Michael Pettis’ new volume, The Great Rebalancing: Trade, Conflict, and the Perilous Road Ahead for the World Economy, is an important new take on the ramifications of global imbalances, in particular for China and the United States.
The book sketches the familiar outlines of Chinese domestic and external imbalances, a sky-high investment share of GDP, a historically low household consumption share of GDP, and a large current account surplus.
What Pettis adds to the discussion is a remarkably cogent explanation of the transmission mechanism from China’s consumption-repressing policies to its external surplus.
The Savings-Investment Identity states that the difference between national savings and national investment is equal to the current account surplus. To put it more simply, production that is not consumed or invested domestically is sent abroad.
China’s consumption-repressing policies include negative real interest rates on household bank deposits, an undervalued exchange rate, a thin social safety net, and restrictions on the ability of labor to organize and demand higher wages. This suppressed level of consumption combined with subsidized over-production generates a large trade surplus. Pettis describes the linkages between these policies and the external environment with admirable clarity.
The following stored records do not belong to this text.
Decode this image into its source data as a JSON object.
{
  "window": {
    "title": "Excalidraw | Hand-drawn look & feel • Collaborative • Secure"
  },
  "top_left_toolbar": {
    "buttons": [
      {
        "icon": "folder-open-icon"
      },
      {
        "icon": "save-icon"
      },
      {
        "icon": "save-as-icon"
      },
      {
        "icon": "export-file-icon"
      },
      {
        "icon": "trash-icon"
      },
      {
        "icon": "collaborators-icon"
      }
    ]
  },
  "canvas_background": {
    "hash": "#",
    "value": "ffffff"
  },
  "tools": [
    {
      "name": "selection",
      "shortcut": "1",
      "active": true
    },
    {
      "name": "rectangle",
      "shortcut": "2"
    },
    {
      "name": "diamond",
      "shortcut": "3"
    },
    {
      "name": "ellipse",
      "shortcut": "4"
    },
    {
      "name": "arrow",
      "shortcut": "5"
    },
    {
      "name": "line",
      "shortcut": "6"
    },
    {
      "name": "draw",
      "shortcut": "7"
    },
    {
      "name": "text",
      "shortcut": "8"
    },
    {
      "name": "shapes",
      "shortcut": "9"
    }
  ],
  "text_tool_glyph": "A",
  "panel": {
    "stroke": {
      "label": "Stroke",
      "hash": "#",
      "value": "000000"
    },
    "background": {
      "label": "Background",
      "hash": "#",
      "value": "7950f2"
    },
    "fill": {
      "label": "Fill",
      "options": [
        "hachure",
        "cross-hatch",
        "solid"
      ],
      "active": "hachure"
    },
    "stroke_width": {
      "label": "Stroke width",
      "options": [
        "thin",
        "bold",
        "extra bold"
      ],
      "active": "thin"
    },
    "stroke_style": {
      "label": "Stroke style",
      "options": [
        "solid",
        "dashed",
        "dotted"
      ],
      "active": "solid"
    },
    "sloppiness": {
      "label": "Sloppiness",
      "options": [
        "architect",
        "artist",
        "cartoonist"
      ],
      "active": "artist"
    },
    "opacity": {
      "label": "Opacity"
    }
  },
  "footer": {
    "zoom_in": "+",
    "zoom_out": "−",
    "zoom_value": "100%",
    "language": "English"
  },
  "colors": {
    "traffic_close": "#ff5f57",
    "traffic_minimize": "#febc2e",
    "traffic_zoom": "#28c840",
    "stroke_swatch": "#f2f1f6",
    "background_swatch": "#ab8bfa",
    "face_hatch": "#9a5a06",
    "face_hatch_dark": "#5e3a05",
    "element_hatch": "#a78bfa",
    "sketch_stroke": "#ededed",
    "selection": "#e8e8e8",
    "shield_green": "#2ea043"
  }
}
Unfortunately, this description has become less relevant in recent years. As those who closely follow China’s GDP statistics know, trade is a lot less important to Chinese economic growth than it has been in recent years. Pettis’ volume devotes little space to identifying this trend. In 2009, 2011, and 2012, net exports have actually subtracted from, rather than added to, economic growth.
While the external rebalancing that has taken place over the past several years is real, unfortunately it has occurred in a less than ideal way. To return to the Savings-Investment identity, over the past several years the investment ratio in China has shot up and therefore the current account surplus has gone down. This merely compounds the problem of over-investment in China. A far more desirable way of reducing external imbalances would have been to bring down China’s excessively high savings rate.
On the policy front, Pettis is skeptical of the ability of social safety net reforms to increase consumption. His point that a build out of the social safety net that is financed by new fees on households will not boost consumption is well taken. However, most policy proposals looking at this issue identify increased taxes or dividend payments by profitable state-owned firms, rather than higher household taxes, as a natural source of funds to finance a more generous safety net.
The two main problems with the text center on debt levels and future projections of economic growth. On the issue of debt, Pettis repeatedly claims that Chinese debt levels are growing and will soon reach unsustainable levels, triggering a sharp correction. What is missing is a specific estimate of China’s overall debt-to-GDP ratio to judge the severity of this risk. Our analysis shows that Chinese debt levels have not increased significantly since the 2008-09 lending boom and that overall levels, while on the high side for an emerging market economy, are not yet at a crisis point. More importantly, unlike other emerging markets that have suffered debt-related crises, Chinese debt is overwhelmingly denominated in renminbi and therefore immune from exchange rate swings.
The second point of contention is Pettis’ projection that Chinese GDP growth must slow significantly in order to achieve rebalancing. His analysis is that GDP growth must slow to 3 to 4 percent on average over a decade. Here Pettis underestimates the potential for catch-up consumption growth in China and mistakenly assumes that rebalancing must be abrupt and disruptive.
Chinese economic imbalances built up over a decade and there is no reason that they have to be unwound overnight. Moreover, consumption growth has been quite robust over the past five years, averaging 9.5 percent annually. It follows that a steady reduction in the growth of investment combined with consumption-promoting policies can keep Chinese economic growth growing at respectable 7 to 8 percent. We will outline why we think this scenario is achievable in soon-to-be-released policy brief called A Blueprint for Rebalancing: Creating a More Sustainable Chinese Economy.
Pettis’ book is commendable for the clarity with which it describes the international linkages between Chinese domestic policy and its external surpluses. Its main faults lie in a lack of specificity around the issue of unsustainable debt levels and overly grim projections for economic rebalancing. Overall, it is a worthy addition to the global debate on these issues.